Exercise requirements:
Please return the entries, omitting and altering nothing.

Given data:
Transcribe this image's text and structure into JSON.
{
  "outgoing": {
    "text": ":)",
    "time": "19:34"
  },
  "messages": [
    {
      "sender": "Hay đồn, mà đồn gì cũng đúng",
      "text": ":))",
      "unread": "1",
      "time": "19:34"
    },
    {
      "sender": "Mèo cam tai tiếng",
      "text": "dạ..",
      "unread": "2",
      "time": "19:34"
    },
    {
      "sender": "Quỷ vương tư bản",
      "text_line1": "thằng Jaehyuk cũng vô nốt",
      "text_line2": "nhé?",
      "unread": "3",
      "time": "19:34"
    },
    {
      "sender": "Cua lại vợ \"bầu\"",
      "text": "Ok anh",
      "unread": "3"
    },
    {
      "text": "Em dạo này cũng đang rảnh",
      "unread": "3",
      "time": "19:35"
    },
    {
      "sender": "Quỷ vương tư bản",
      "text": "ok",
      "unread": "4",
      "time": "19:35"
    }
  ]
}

Response to this task:
Transcribe this image's text and structure into JSON.
{
  "outgoing": {
    "text": ":)",
    "time": "19:34"
  },
  "messages": [
    {
      "sender": "Hay đồn, mà đồn gì cũng đúng",
      "text": ":))",
      "unread": "1",
      "time": "19:34"
    },
    {
      "sender": "Mèo cam tai tiếng",
      "text": "dạ..",
      "unread": "2",
      "time": "19:34"
    },
    {
      "sender": "Quỷ vương tư bản",
      "text_line1": "thằng Jaehyuk cũng vô nốt",
      "text_line2": "nhé?",
      "unread": "3",
      "time": "19:34"
    },
    {
      "sender": "Cua lại vợ \"bầu\"",
      "text": "Ok anh",
      "unread": "3"
    },
    {
      "text": "Em dạo này cũng đang rảnh",
      "unread": "3",
      "time": "19:35"
    },
    {
      "sender": "Quỷ vương tư bản",
      "text": "ok",
      "unread": "4",
      "time": "19:35"
    }
  ]
}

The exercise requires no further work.